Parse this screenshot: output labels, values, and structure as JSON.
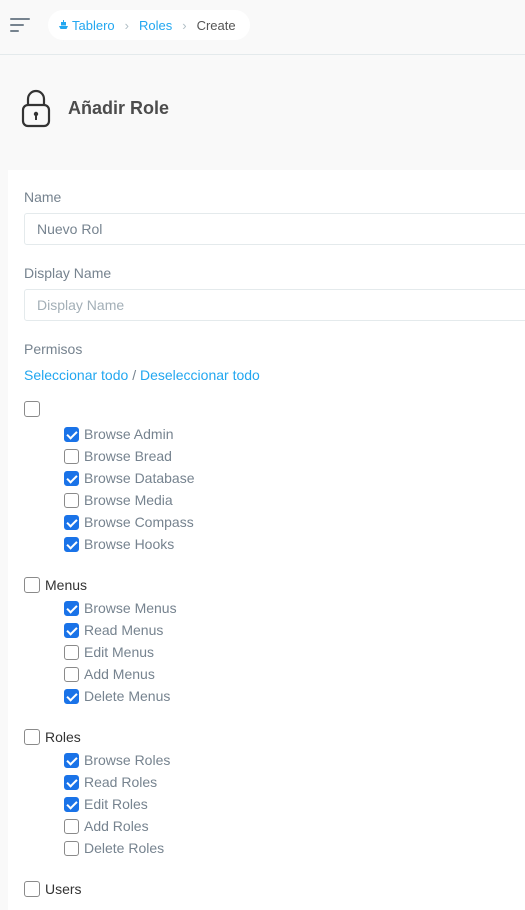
{
  "breadcrumb": {
    "home": "Tablero",
    "roles": "Roles",
    "current": "Create"
  },
  "page": {
    "title": "Añadir Role"
  },
  "form": {
    "name_label": "Name",
    "name_value": "Nuevo Rol",
    "display_label": "Display Name",
    "display_placeholder": "Display Name",
    "permissions_label": "Permisos",
    "select_all": "Seleccionar todo",
    "separator": "/",
    "deselect_all": "Deseleccionar todo"
  },
  "groups": [
    {
      "name": "",
      "checked": false,
      "permissions": [
        {
          "label": "Browse Admin",
          "checked": true
        },
        {
          "label": "Browse Bread",
          "checked": false
        },
        {
          "label": "Browse Database",
          "checked": true
        },
        {
          "label": "Browse Media",
          "checked": false
        },
        {
          "label": "Browse Compass",
          "checked": true
        },
        {
          "label": "Browse Hooks",
          "checked": true
        }
      ]
    },
    {
      "name": "Menus",
      "checked": false,
      "permissions": [
        {
          "label": "Browse Menus",
          "checked": true
        },
        {
          "label": "Read Menus",
          "checked": true
        },
        {
          "label": "Edit Menus",
          "checked": false
        },
        {
          "label": "Add Menus",
          "checked": false
        },
        {
          "label": "Delete Menus",
          "checked": true
        }
      ]
    },
    {
      "name": "Roles",
      "checked": false,
      "permissions": [
        {
          "label": "Browse Roles",
          "checked": true
        },
        {
          "label": "Read Roles",
          "checked": true
        },
        {
          "label": "Edit Roles",
          "checked": true
        },
        {
          "label": "Add Roles",
          "checked": false
        },
        {
          "label": "Delete Roles",
          "checked": false
        }
      ]
    },
    {
      "name": "Users",
      "checked": false,
      "permissions": []
    }
  ]
}
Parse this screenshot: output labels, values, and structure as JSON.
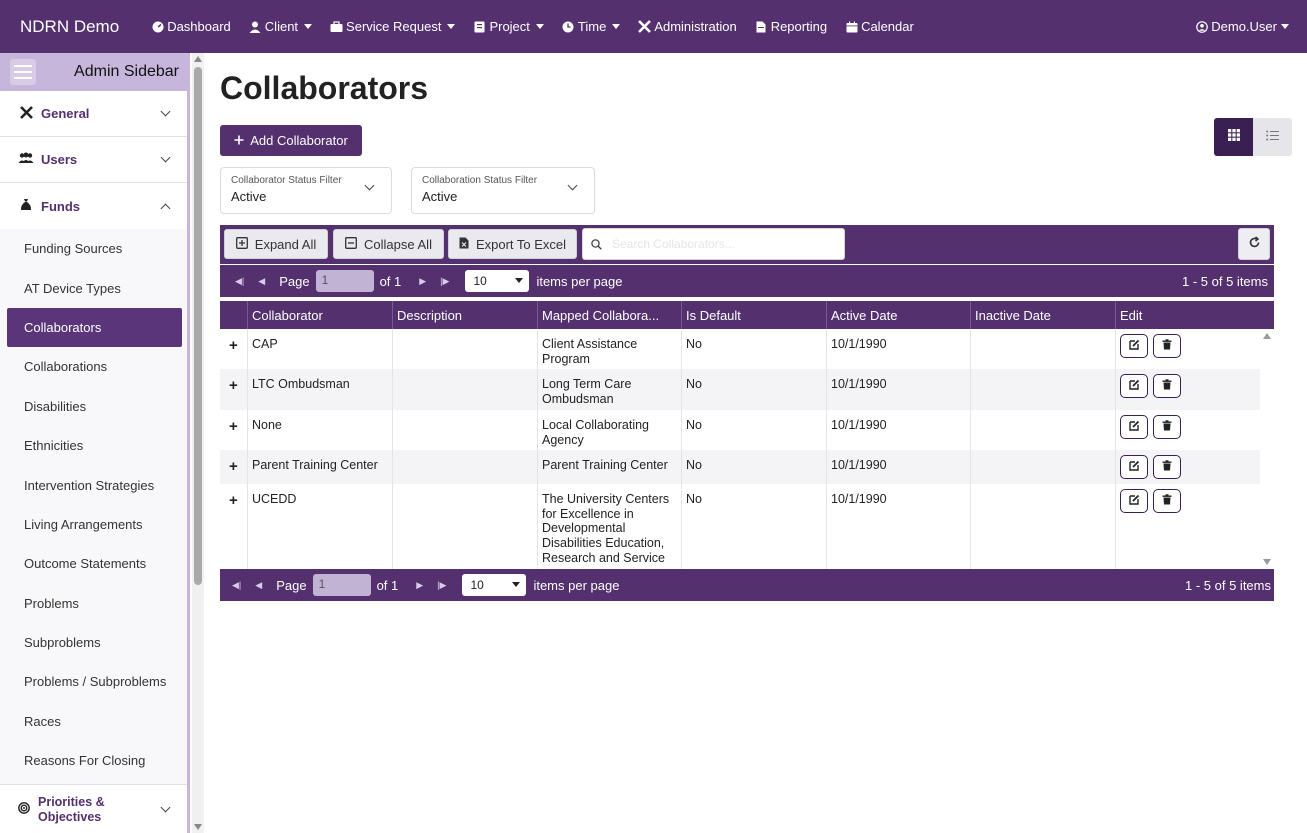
{
  "nav": {
    "brand": "NDRN Demo",
    "items": [
      {
        "label": "Dashboard",
        "icon": "dashboard-icon",
        "caret": false
      },
      {
        "label": "Client",
        "icon": "person-icon",
        "caret": true
      },
      {
        "label": "Service Request",
        "icon": "briefcase-icon",
        "caret": true
      },
      {
        "label": "Project",
        "icon": "clipboard-icon",
        "caret": true
      },
      {
        "label": "Time",
        "icon": "clock-icon",
        "caret": true
      },
      {
        "label": "Administration",
        "icon": "tools-icon",
        "caret": false
      },
      {
        "label": "Reporting",
        "icon": "file-icon",
        "caret": false
      },
      {
        "label": "Calendar",
        "icon": "calendar-icon",
        "caret": false
      }
    ],
    "user": "Demo.User"
  },
  "sidebar": {
    "title": "Admin Sidebar",
    "sections": [
      {
        "label": "General",
        "icon": "tools-icon"
      },
      {
        "label": "Users",
        "icon": "users-icon"
      },
      {
        "label": "Funds",
        "icon": "money-bag-icon"
      }
    ],
    "items": [
      "Funding Sources",
      "AT Device Types",
      "Collaborators",
      "Collaborations",
      "Disabilities",
      "Ethnicities",
      "Intervention Strategies",
      "Living Arrangements",
      "Outcome Statements",
      "Problems",
      "Subproblems",
      "Problems / Subproblems",
      "Races",
      "Reasons For Closing"
    ],
    "active_item": "Collaborators",
    "bottom_section": {
      "line1": "Priorities &",
      "line2": "Objectives"
    }
  },
  "main": {
    "title": "Collaborators",
    "add_button": "Add Collaborator",
    "filters": [
      {
        "label": "Collaborator Status Filter",
        "value": "Active"
      },
      {
        "label": "Collaboration Status Filter",
        "value": "Active"
      }
    ]
  },
  "grid": {
    "toolbar": {
      "expand_all": "Expand All",
      "collapse_all": "Collapse All",
      "export": "Export To Excel",
      "search_placeholder": "Search Collaborators..."
    },
    "pager": {
      "page_label": "Page",
      "page_value": "1",
      "of_label": "of 1",
      "page_size": "10",
      "per_page_label": "items per page",
      "count_label": "1 - 5 of 5 items"
    },
    "columns": [
      "Collaborator",
      "Description",
      "Mapped Collabora...",
      "Is Default",
      "Active Date",
      "Inactive Date",
      "Edit"
    ],
    "rows": [
      {
        "collaborator": "CAP",
        "description": "",
        "mapped": "Client Assistance Program",
        "is_default": "No",
        "active_date": "10/1/1990",
        "inactive_date": ""
      },
      {
        "collaborator": "LTC Ombudsman",
        "description": "",
        "mapped": "Long Term Care Ombudsman",
        "is_default": "No",
        "active_date": "10/1/1990",
        "inactive_date": ""
      },
      {
        "collaborator": "None",
        "description": "",
        "mapped": "Local Collaborating Agency",
        "is_default": "No",
        "active_date": "10/1/1990",
        "inactive_date": ""
      },
      {
        "collaborator": "Parent Training Center",
        "description": "",
        "mapped": "Parent Training Center",
        "is_default": "No",
        "active_date": "10/1/1990",
        "inactive_date": ""
      },
      {
        "collaborator": "UCEDD",
        "description": "",
        "mapped": "The University Centers for Excellence in Developmental Disabilities Education, Research and Service",
        "is_default": "No",
        "active_date": "10/1/1990",
        "inactive_date": ""
      }
    ]
  },
  "colors": {
    "primary": "#54306f",
    "sidebar_header": "#c6b6dc"
  }
}
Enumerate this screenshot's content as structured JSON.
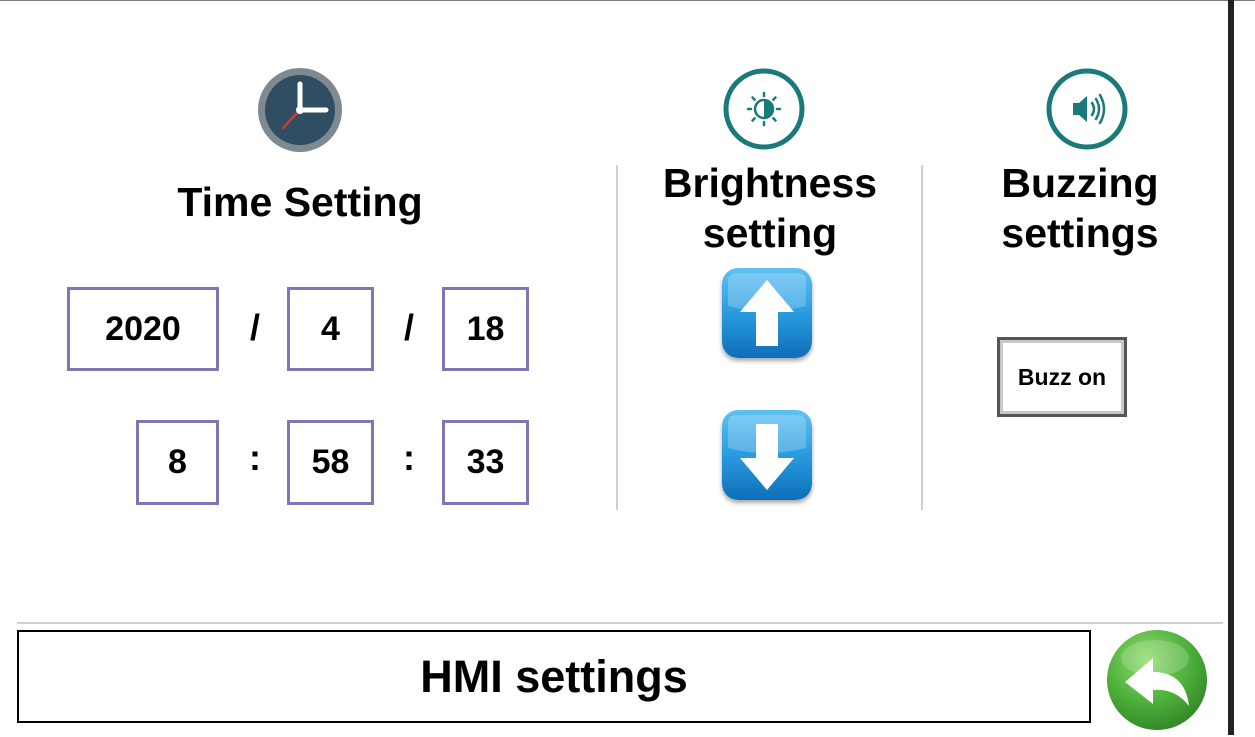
{
  "page": {
    "footer_title": "HMI settings"
  },
  "time_setting": {
    "title": "Time Setting",
    "icon": "clock-icon",
    "date": {
      "year": "2020",
      "month": "4",
      "day": "18",
      "separator": "/"
    },
    "time": {
      "hour": "8",
      "minute": "58",
      "second": "33",
      "separator": ":"
    }
  },
  "brightness": {
    "title": "Brightness\nsetting",
    "icon": "brightness-icon",
    "up_icon": "arrow-up-icon",
    "down_icon": "arrow-down-icon"
  },
  "buzzing": {
    "title": "Buzzing\nsettings",
    "icon": "speaker-icon",
    "button_label": "Buzz on"
  },
  "colors": {
    "field_border": "#7d78b4",
    "icon_teal": "#1a7a7a",
    "clock_face": "#2f4d63",
    "arrow_blue": "#1e8fd8",
    "back_green": "#4cae3a"
  }
}
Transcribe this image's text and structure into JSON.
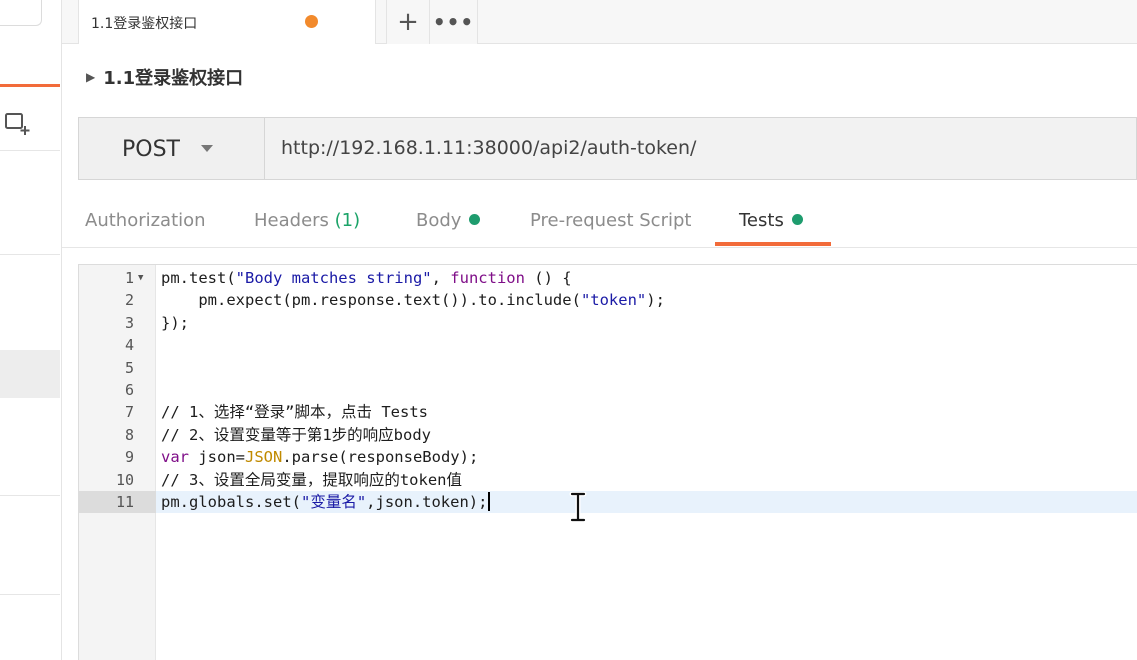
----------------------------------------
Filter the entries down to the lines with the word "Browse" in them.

* _Solution to this task_
          "label": "Browse Admin",
          "label": "Browse Bread",
          "label": "Browse Database",
          "label": "Browse Media",
          "label": "Browse Compass",
          "label": "Browse Hooks",
          "label": "Browse Menus",
          "label": "Browse Roles",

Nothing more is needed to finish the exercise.